PROBLEM DETAILS
Every record must be repeated exactly; omit any pictures they contain.
━━━ RECORDS TO USE ━━━
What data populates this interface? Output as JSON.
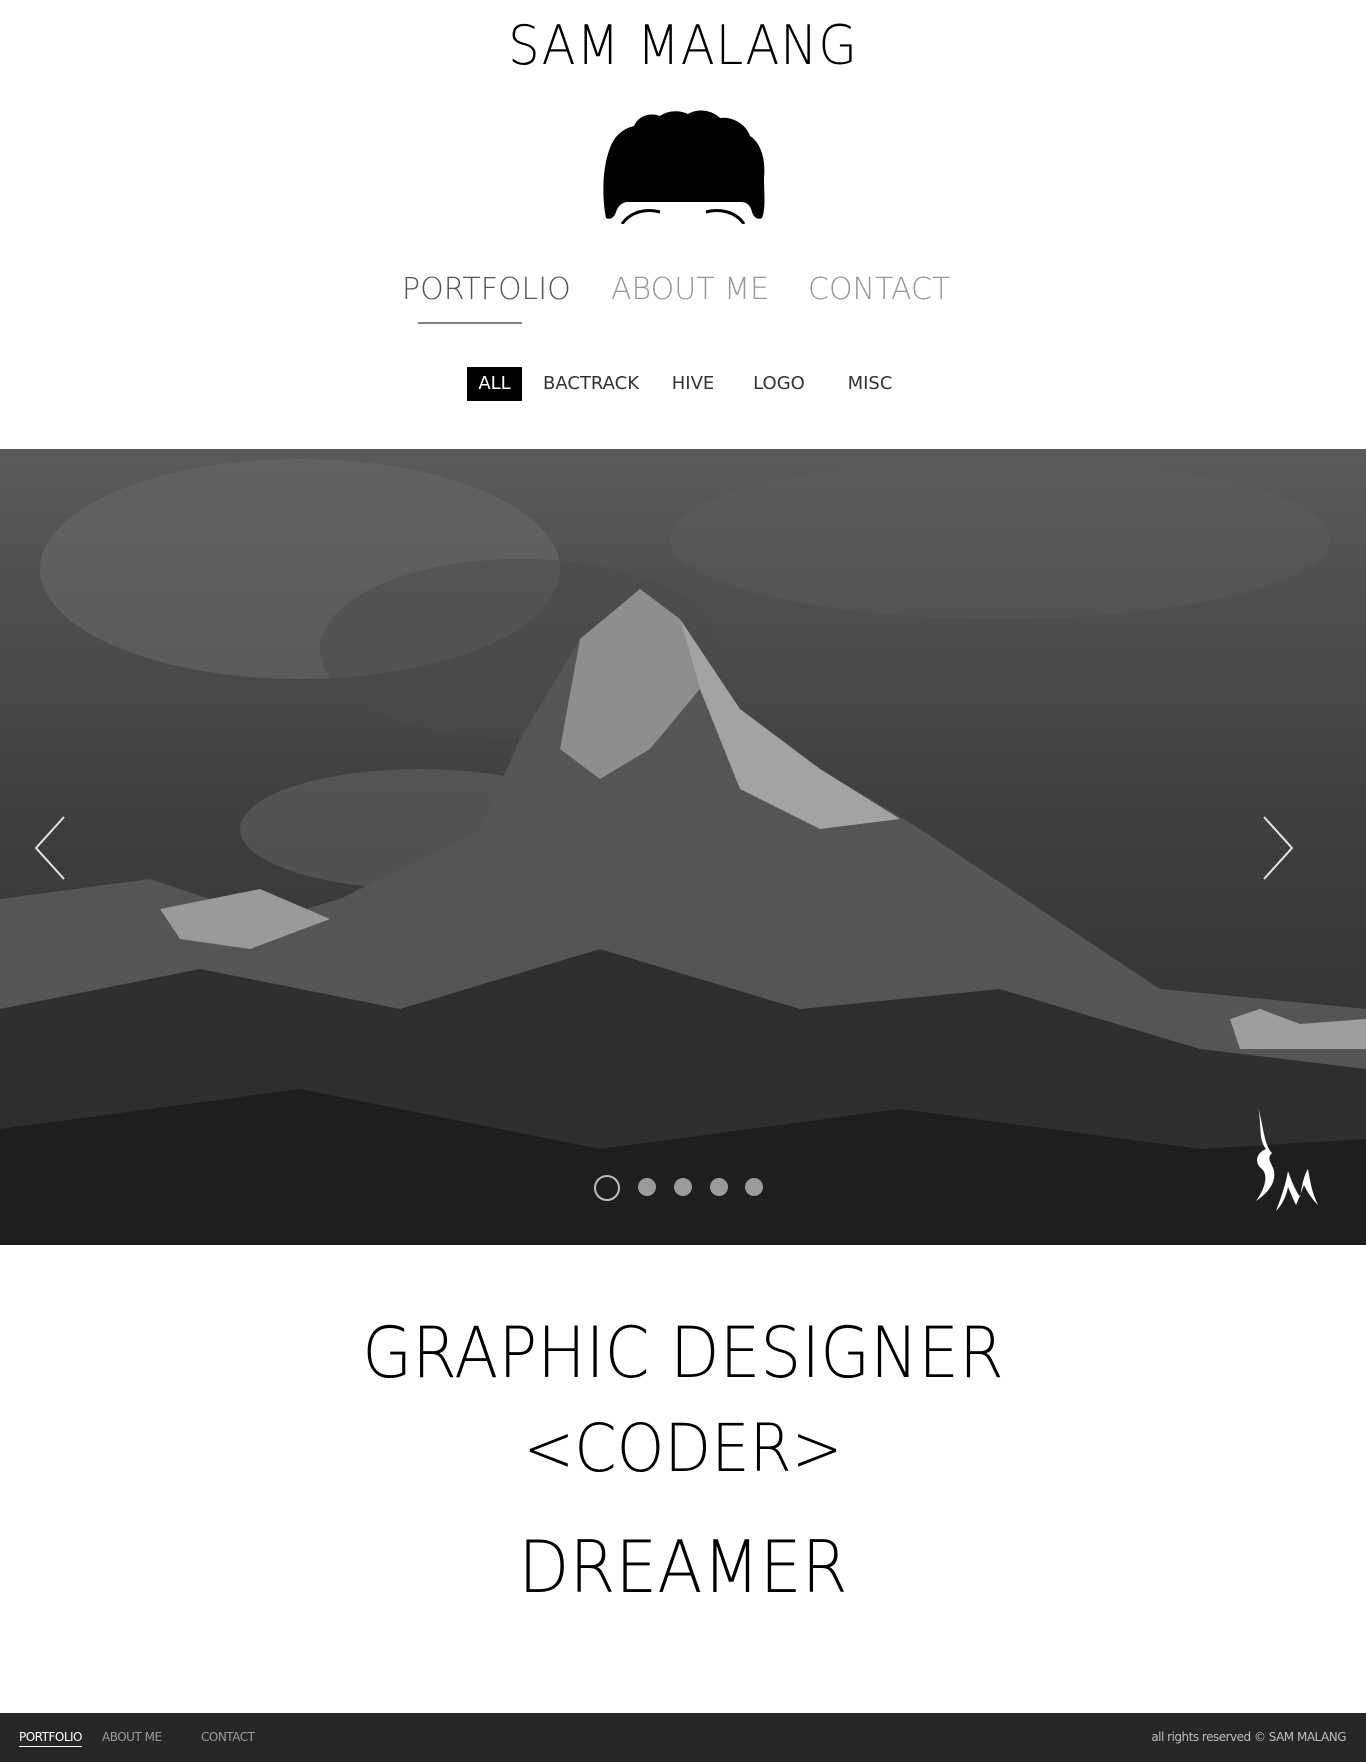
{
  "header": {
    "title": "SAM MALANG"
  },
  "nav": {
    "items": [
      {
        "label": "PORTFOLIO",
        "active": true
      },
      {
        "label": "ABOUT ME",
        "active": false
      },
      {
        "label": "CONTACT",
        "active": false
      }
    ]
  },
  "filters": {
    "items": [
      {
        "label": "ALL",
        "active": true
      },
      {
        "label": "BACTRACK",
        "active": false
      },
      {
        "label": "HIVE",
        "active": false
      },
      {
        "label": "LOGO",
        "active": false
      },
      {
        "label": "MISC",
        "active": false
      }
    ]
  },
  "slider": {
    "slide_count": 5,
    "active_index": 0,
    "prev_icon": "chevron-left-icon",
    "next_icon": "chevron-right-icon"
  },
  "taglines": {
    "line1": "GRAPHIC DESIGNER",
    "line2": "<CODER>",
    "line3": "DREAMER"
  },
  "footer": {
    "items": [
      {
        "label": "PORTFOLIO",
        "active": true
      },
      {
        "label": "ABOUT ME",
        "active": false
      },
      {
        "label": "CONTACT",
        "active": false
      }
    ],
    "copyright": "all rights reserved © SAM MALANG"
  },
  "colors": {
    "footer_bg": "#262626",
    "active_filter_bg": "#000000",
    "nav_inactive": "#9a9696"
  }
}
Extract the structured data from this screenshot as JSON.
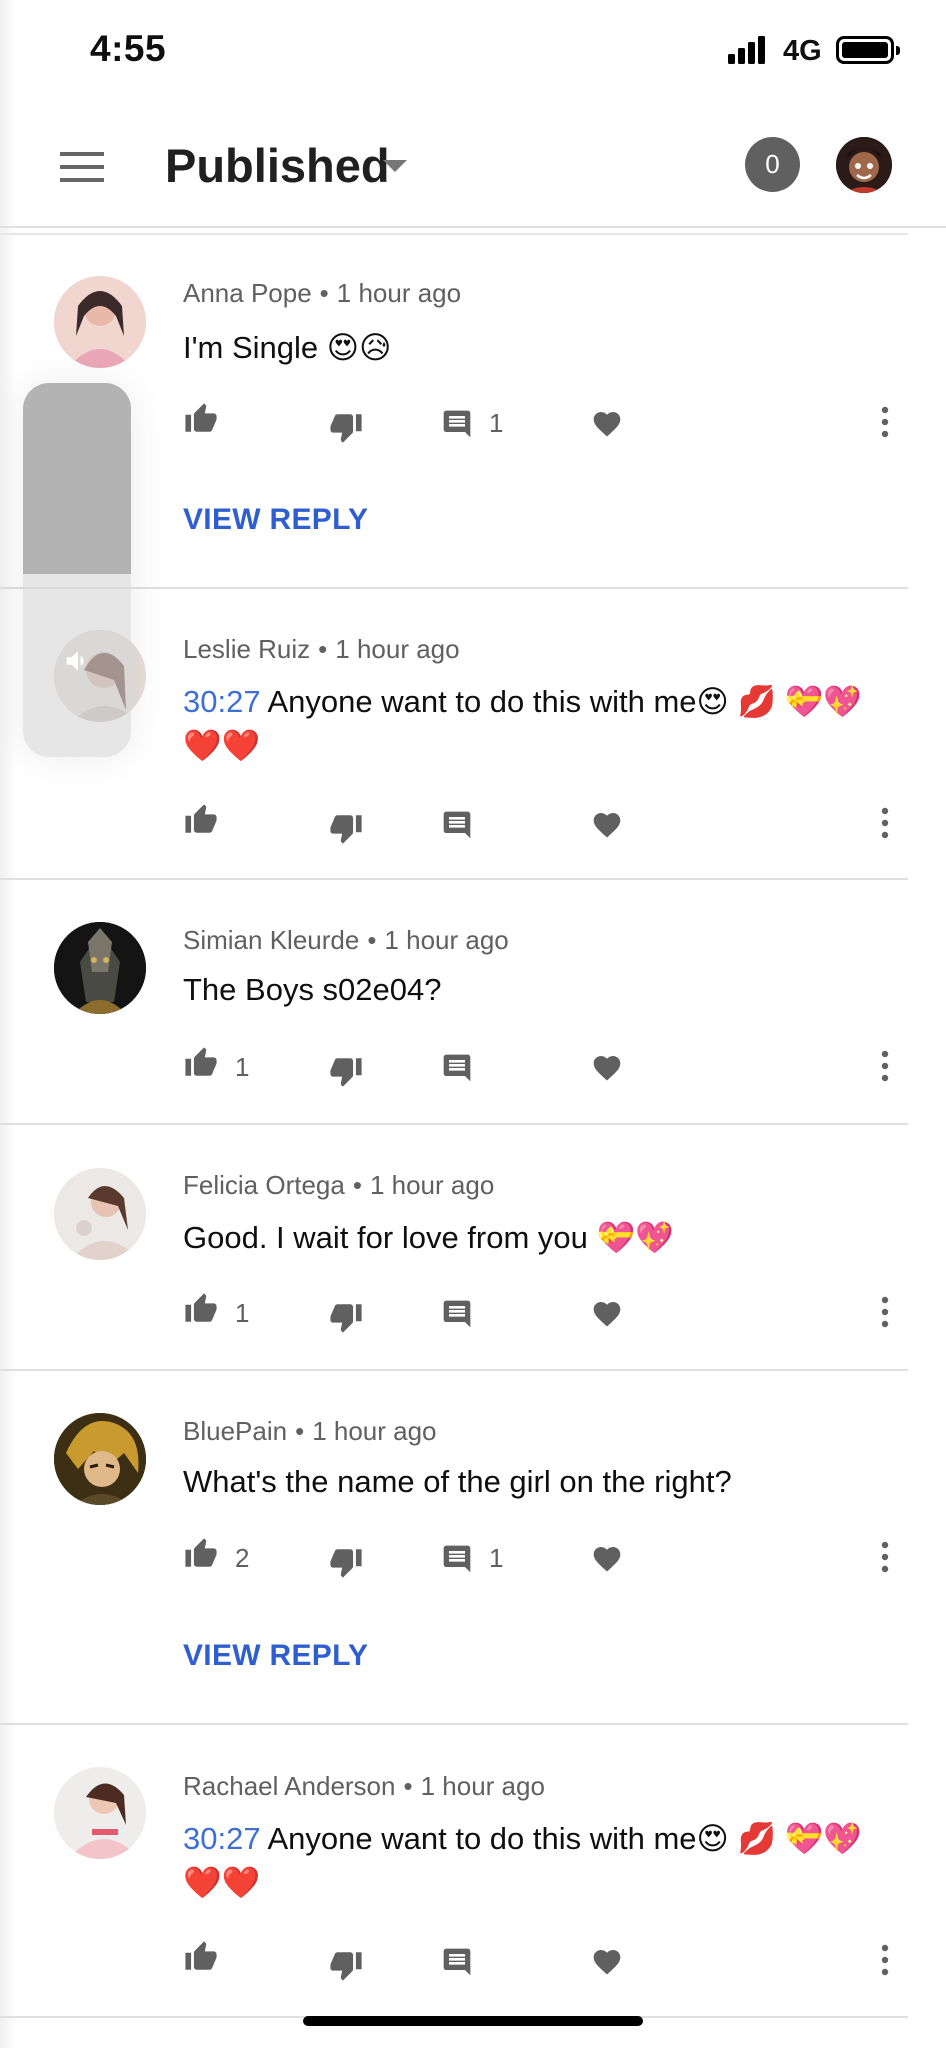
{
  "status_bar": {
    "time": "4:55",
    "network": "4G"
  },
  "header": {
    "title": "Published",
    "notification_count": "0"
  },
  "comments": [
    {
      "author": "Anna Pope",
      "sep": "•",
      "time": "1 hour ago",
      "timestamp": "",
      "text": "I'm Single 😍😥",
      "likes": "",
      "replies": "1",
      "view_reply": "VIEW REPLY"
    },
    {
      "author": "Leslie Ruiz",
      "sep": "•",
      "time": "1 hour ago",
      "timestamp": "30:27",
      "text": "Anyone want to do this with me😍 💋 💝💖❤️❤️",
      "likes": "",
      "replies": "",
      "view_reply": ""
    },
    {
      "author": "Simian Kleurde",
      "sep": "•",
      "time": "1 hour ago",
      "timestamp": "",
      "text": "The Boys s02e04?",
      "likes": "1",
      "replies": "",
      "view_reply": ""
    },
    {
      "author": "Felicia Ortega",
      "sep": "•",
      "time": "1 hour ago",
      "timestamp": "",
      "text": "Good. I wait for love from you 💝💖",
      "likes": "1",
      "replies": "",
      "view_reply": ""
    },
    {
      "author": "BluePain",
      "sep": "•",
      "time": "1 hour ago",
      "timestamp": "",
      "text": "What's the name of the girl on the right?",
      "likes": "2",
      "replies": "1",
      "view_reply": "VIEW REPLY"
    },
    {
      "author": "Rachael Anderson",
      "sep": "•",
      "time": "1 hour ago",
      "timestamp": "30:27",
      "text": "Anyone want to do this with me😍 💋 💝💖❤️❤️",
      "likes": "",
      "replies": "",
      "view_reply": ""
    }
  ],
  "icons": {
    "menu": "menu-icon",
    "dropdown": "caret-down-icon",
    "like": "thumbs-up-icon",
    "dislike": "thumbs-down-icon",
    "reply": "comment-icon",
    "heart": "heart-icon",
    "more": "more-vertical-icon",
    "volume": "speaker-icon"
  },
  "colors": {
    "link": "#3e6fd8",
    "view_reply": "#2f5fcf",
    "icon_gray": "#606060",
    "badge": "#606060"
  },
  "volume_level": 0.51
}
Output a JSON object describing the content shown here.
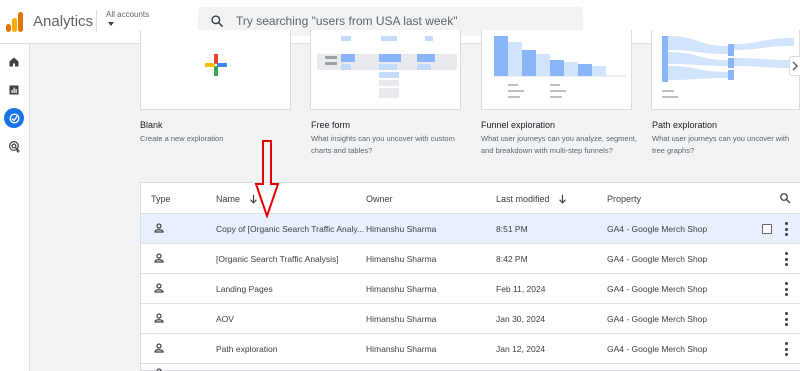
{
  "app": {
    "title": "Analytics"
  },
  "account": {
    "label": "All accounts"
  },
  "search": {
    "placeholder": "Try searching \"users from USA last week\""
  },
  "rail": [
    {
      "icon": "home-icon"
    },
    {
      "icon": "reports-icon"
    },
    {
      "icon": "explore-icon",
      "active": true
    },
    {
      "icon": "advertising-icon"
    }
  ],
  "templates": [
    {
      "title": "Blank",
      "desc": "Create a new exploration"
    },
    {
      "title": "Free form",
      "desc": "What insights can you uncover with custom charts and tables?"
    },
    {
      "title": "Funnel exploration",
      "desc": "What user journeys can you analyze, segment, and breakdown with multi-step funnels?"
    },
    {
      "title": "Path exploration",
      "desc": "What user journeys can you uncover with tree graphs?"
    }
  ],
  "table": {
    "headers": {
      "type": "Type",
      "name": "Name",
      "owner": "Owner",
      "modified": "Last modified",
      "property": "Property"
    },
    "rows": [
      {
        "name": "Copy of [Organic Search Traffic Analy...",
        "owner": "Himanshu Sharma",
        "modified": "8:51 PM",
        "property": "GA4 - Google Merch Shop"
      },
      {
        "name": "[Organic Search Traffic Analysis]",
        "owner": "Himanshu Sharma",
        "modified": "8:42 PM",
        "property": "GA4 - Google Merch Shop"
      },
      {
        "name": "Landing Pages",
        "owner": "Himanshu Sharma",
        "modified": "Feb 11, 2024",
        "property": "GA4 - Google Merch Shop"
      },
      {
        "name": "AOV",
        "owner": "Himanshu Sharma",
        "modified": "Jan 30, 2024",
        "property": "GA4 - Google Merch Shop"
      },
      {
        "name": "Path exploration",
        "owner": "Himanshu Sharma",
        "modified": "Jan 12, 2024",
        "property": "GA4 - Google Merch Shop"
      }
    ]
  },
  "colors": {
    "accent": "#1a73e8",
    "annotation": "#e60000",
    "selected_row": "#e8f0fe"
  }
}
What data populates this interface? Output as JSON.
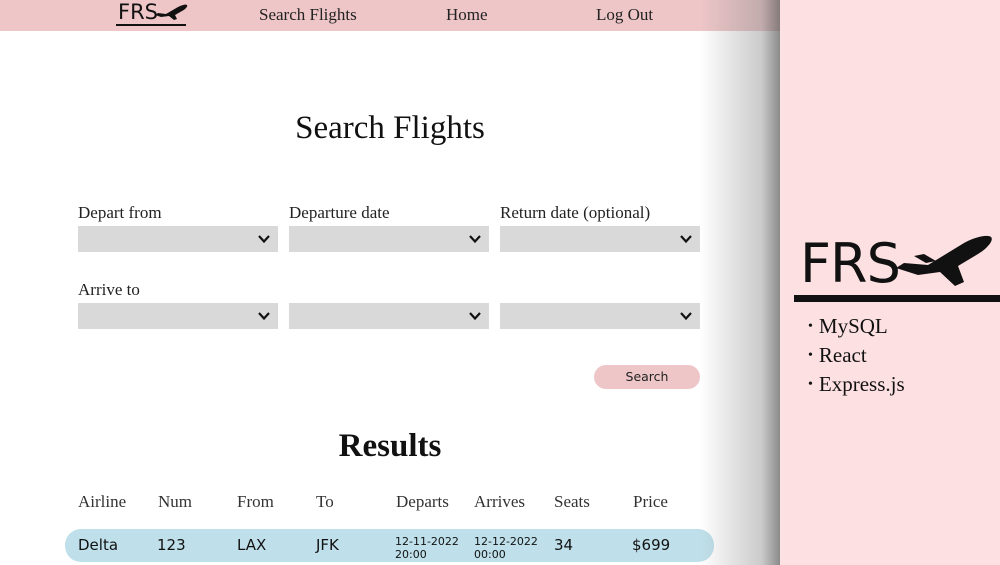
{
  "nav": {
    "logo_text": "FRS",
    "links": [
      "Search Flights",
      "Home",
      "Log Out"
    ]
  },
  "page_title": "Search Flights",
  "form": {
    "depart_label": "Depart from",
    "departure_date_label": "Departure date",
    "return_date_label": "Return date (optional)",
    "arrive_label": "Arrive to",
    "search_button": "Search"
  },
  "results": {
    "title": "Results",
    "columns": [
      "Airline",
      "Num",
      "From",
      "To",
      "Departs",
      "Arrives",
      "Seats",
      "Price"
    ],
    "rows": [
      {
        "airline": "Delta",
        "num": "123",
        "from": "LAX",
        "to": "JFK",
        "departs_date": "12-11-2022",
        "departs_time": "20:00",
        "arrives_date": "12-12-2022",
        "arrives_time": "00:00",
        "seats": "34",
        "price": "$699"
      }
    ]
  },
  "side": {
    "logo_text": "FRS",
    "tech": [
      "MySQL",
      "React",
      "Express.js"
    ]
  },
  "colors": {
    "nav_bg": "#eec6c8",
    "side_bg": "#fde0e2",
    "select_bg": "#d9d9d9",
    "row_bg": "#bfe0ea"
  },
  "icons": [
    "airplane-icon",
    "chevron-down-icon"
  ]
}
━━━
ANSWER SECTION
What data populates this interface? Output as JSON.
{
  "header": {
    "title": "SAM MALANG"
  },
  "nav": {
    "items": [
      {
        "label": "PORTFOLIO",
        "active": true
      },
      {
        "label": "ABOUT ME",
        "active": false
      },
      {
        "label": "CONTACT",
        "active": false
      }
    ]
  },
  "filters": {
    "items": [
      {
        "label": "ALL",
        "active": true
      },
      {
        "label": "BACTRACK",
        "active": false
      },
      {
        "label": "HIVE",
        "active": false
      },
      {
        "label": "LOGO",
        "active": false
      },
      {
        "label": "MISC",
        "active": false
      }
    ]
  },
  "slider": {
    "slide_count": 5,
    "active_index": 0,
    "prev_icon": "chevron-left-icon",
    "next_icon": "chevron-right-icon"
  },
  "taglines": {
    "line1": "GRAPHIC DESIGNER",
    "line2": "<CODER>",
    "line3": "DREAMER"
  },
  "footer": {
    "items": [
      {
        "label": "PORTFOLIO",
        "active": true
      },
      {
        "label": "ABOUT ME",
        "active": false
      },
      {
        "label": "CONTACT",
        "active": false
      }
    ],
    "copyright": "all rights reserved © SAM MALANG"
  },
  "colors": {
    "footer_bg": "#262626",
    "active_filter_bg": "#000000",
    "nav_inactive": "#9a9696"
  }
}
Extract the structured data from this screenshot as JSON.
{
  "status_bar": {
    "time": "4:55",
    "network": "4G"
  },
  "header": {
    "title": "Published",
    "notification_count": "0"
  },
  "comments": [
    {
      "author": "Anna Pope",
      "sep": "•",
      "time": "1 hour ago",
      "timestamp": "",
      "text": "I'm Single 😍😥",
      "likes": "",
      "replies": "1",
      "view_reply": "VIEW REPLY"
    },
    {
      "author": "Leslie Ruiz",
      "sep": "•",
      "time": "1 hour ago",
      "timestamp": "30:27",
      "text": "Anyone want to do this with me😍 💋 💝💖❤️❤️",
      "likes": "",
      "replies": "",
      "view_reply": ""
    },
    {
      "author": "Simian Kleurde",
      "sep": "•",
      "time": "1 hour ago",
      "timestamp": "",
      "text": "The Boys s02e04?",
      "likes": "1",
      "replies": "",
      "view_reply": ""
    },
    {
      "author": "Felicia Ortega",
      "sep": "•",
      "time": "1 hour ago",
      "timestamp": "",
      "text": "Good. I wait for love from you 💝💖",
      "likes": "1",
      "replies": "",
      "view_reply": ""
    },
    {
      "author": "BluePain",
      "sep": "•",
      "time": "1 hour ago",
      "timestamp": "",
      "text": "What's the name of the girl on the right?",
      "likes": "2",
      "replies": "1",
      "view_reply": "VIEW REPLY"
    },
    {
      "author": "Rachael Anderson",
      "sep": "•",
      "time": "1 hour ago",
      "timestamp": "30:27",
      "text": "Anyone want to do this with me😍 💋 💝💖❤️❤️",
      "likes": "",
      "replies": "",
      "view_reply": ""
    }
  ],
  "icons": {
    "menu": "menu-icon",
    "dropdown": "caret-down-icon",
    "like": "thumbs-up-icon",
    "dislike": "thumbs-down-icon",
    "reply": "comment-icon",
    "heart": "heart-icon",
    "more": "more-vertical-icon",
    "volume": "speaker-icon"
  },
  "colors": {
    "link": "#3e6fd8",
    "view_reply": "#2f5fcf",
    "icon_gray": "#606060",
    "badge": "#606060"
  },
  "volume_level": 0.51
}
Output a JSON object describing the content shown here.
{
  "app": {
    "title": "Analytics"
  },
  "account": {
    "label": "All accounts"
  },
  "search": {
    "placeholder": "Try searching \"users from USA last week\""
  },
  "rail": [
    {
      "icon": "home-icon"
    },
    {
      "icon": "reports-icon"
    },
    {
      "icon": "explore-icon",
      "active": true
    },
    {
      "icon": "advertising-icon"
    }
  ],
  "templates": [
    {
      "title": "Blank",
      "desc": "Create a new exploration"
    },
    {
      "title": "Free form",
      "desc": "What insights can you uncover with custom charts and tables?"
    },
    {
      "title": "Funnel exploration",
      "desc": "What user journeys can you analyze, segment, and breakdown with multi-step funnels?"
    },
    {
      "title": "Path exploration",
      "desc": "What user journeys can you uncover with tree graphs?"
    }
  ],
  "table": {
    "headers": {
      "type": "Type",
      "name": "Name",
      "owner": "Owner",
      "modified": "Last modified",
      "property": "Property"
    },
    "rows": [
      {
        "name": "Copy of [Organic Search Traffic Analy...",
        "owner": "Himanshu Sharma",
        "modified": "8:51 PM",
        "property": "GA4 - Google Merch Shop"
      },
      {
        "name": "[Organic Search Traffic Analysis]",
        "owner": "Himanshu Sharma",
        "modified": "8:42 PM",
        "property": "GA4 - Google Merch Shop"
      },
      {
        "name": "Landing Pages",
        "owner": "Himanshu Sharma",
        "modified": "Feb 11, 2024",
        "property": "GA4 - Google Merch Shop"
      },
      {
        "name": "AOV",
        "owner": "Himanshu Sharma",
        "modified": "Jan 30, 2024",
        "property": "GA4 - Google Merch Shop"
      },
      {
        "name": "Path exploration",
        "owner": "Himanshu Sharma",
        "modified": "Jan 12, 2024",
        "property": "GA4 - Google Merch Shop"
      }
    ]
  },
  "colors": {
    "accent": "#1a73e8",
    "annotation": "#e60000",
    "selected_row": "#e8f0fe"
  }
}
What data populates this interface? Output as JSON.
{
  "nav": {
    "logo_text": "FRS",
    "links": [
      "Search Flights",
      "Home",
      "Log Out"
    ]
  },
  "page_title": "Search Flights",
  "form": {
    "depart_label": "Depart from",
    "departure_date_label": "Departure date",
    "return_date_label": "Return date (optional)",
    "arrive_label": "Arrive to",
    "search_button": "Search"
  },
  "results": {
    "title": "Results",
    "columns": [
      "Airline",
      "Num",
      "From",
      "To",
      "Departs",
      "Arrives",
      "Seats",
      "Price"
    ],
    "rows": [
      {
        "airline": "Delta",
        "num": "123",
        "from": "LAX",
        "to": "JFK",
        "departs_date": "12-11-2022",
        "departs_time": "20:00",
        "arrives_date": "12-12-2022",
        "arrives_time": "00:00",
        "seats": "34",
        "price": "$699"
      }
    ]
  },
  "side": {
    "logo_text": "FRS",
    "tech": [
      "MySQL",
      "React",
      "Express.js"
    ]
  },
  "colors": {
    "nav_bg": "#eec6c8",
    "side_bg": "#fde0e2",
    "select_bg": "#d9d9d9",
    "row_bg": "#bfe0ea"
  },
  "icons": [
    "airplane-icon",
    "chevron-down-icon"
  ]
}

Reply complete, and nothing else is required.